* _Prompt_
The full listing should be reproduced exactly as it appears.
(Source information begins)
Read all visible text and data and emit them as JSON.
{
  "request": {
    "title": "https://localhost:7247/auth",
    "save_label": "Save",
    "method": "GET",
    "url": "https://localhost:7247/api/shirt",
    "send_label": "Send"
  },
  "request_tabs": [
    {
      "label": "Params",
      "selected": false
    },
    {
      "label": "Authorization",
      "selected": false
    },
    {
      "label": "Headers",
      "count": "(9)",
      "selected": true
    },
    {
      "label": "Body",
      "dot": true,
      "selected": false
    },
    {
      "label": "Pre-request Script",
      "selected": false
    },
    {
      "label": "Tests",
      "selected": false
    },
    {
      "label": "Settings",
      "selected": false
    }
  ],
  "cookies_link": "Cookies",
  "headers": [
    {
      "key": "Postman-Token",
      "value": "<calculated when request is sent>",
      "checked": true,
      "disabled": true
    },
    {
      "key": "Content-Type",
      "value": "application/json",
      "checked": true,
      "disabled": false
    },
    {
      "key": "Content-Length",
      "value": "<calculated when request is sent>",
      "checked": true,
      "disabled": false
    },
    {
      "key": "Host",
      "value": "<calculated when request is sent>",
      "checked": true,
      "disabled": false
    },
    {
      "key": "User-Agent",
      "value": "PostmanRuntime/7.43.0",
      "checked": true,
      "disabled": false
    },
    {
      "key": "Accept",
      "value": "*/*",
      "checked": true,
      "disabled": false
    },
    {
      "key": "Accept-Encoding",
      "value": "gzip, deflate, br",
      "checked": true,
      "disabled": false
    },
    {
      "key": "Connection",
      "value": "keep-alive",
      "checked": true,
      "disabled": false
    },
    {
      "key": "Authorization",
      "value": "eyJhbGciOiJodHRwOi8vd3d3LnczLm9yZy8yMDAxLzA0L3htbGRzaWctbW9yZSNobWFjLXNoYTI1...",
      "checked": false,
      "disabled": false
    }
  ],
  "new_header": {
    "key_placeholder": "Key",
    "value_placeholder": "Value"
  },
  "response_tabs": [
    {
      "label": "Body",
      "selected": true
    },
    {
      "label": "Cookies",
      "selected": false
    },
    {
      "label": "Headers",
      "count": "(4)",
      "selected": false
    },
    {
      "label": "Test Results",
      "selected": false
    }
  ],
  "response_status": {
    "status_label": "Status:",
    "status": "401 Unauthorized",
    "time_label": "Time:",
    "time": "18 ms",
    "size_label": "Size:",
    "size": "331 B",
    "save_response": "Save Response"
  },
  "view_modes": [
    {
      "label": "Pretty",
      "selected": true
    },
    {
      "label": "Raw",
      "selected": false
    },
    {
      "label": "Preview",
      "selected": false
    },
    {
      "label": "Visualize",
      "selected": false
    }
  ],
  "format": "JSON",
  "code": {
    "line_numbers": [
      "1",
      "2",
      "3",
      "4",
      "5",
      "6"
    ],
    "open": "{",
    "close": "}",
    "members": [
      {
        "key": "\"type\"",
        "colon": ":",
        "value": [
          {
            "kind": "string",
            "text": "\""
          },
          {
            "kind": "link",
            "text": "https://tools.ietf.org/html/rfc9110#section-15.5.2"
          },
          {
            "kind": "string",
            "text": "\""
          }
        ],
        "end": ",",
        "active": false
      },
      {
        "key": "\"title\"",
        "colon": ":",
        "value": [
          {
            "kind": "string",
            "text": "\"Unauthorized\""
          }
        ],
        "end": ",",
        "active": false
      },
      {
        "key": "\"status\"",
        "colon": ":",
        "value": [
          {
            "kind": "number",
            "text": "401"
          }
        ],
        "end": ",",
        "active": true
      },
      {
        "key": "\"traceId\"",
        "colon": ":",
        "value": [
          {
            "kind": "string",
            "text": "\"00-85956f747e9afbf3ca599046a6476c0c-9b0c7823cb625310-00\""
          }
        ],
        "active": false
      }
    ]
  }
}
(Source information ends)
* _Solved exercise_
Read all visible text and data and emit them as JSON.
{
  "request": {
    "title": "https://localhost:7247/auth",
    "save_label": "Save",
    "method": "GET",
    "url": "https://localhost:7247/api/shirt",
    "send_label": "Send"
  },
  "request_tabs": [
    {
      "label": "Params",
      "selected": false
    },
    {
      "label": "Authorization",
      "selected": false
    },
    {
      "label": "Headers",
      "count": "(9)",
      "selected": true
    },
    {
      "label": "Body",
      "dot": true,
      "selected": false
    },
    {
      "label": "Pre-request Script",
      "selected": false
    },
    {
      "label": "Tests",
      "selected": false
    },
    {
      "label": "Settings",
      "selected": false
    }
  ],
  "cookies_link": "Cookies",
  "headers": [
    {
      "key": "Postman-Token",
      "value": "<calculated when request is sent>",
      "checked": true,
      "disabled": true
    },
    {
      "key": "Content-Type",
      "value": "application/json",
      "checked": true,
      "disabled": false
    },
    {
      "key": "Content-Length",
      "value": "<calculated when request is sent>",
      "checked": true,
      "disabled": false
    },
    {
      "key": "Host",
      "value": "<calculated when request is sent>",
      "checked": true,
      "disabled": false
    },
    {
      "key": "User-Agent",
      "value": "PostmanRuntime/7.43.0",
      "checked": true,
      "disabled": false
    },
    {
      "key": "Accept",
      "value": "*/*",
      "checked": true,
      "disabled": false
    },
    {
      "key": "Accept-Encoding",
      "value": "gzip, deflate, br",
      "checked": true,
      "disabled": false
    },
    {
      "key": "Connection",
      "value": "keep-alive",
      "checked": true,
      "disabled": false
    },
    {
      "key": "Authorization",
      "value": "eyJhbGciOiJodHRwOi8vd3d3LnczLm9yZy8yMDAxLzA0L3htbGRzaWctbW9yZSNobWFjLXNoYTI1...",
      "checked": false,
      "disabled": false
    }
  ],
  "new_header": {
    "key_placeholder": "Key",
    "value_placeholder": "Value"
  },
  "response_tabs": [
    {
      "label": "Body",
      "selected": true
    },
    {
      "label": "Cookies",
      "selected": false
    },
    {
      "label": "Headers",
      "count": "(4)",
      "selected": false
    },
    {
      "label": "Test Results",
      "selected": false
    }
  ],
  "response_status": {
    "status_label": "Status:",
    "status": "401 Unauthorized",
    "time_label": "Time:",
    "time": "18 ms",
    "size_label": "Size:",
    "size": "331 B",
    "save_response": "Save Response"
  },
  "view_modes": [
    {
      "label": "Pretty",
      "selected": true
    },
    {
      "label": "Raw",
      "selected": false
    },
    {
      "label": "Preview",
      "selected": false
    },
    {
      "label": "Visualize",
      "selected": false
    }
  ],
  "format": "JSON",
  "code": {
    "line_numbers": [
      "1",
      "2",
      "3",
      "4",
      "5",
      "6"
    ],
    "open": "{",
    "close": "}",
    "members": [
      {
        "key": "\"type\"",
        "colon": ":",
        "value": [
          {
            "kind": "string",
            "text": "\""
          },
          {
            "kind": "link",
            "text": "https://tools.ietf.org/html/rfc9110#section-15.5.2"
          },
          {
            "kind": "string",
            "text": "\""
          }
        ],
        "end": ",",
        "active": false
      },
      {
        "key": "\"title\"",
        "colon": ":",
        "value": [
          {
            "kind": "string",
            "text": "\"Unauthorized\""
          }
        ],
        "end": ",",
        "active": false
      },
      {
        "key": "\"status\"",
        "colon": ":",
        "value": [
          {
            "kind": "number",
            "text": "401"
          }
        ],
        "end": ",",
        "active": true
      },
      {
        "key": "\"traceId\"",
        "colon": ":",
        "value": [
          {
            "kind": "string",
            "text": "\"00-85956f747e9afbf3ca599046a6476c0c-9b0c7823cb625310-00\""
          }
        ],
        "active": false
      }
    ]
  }
}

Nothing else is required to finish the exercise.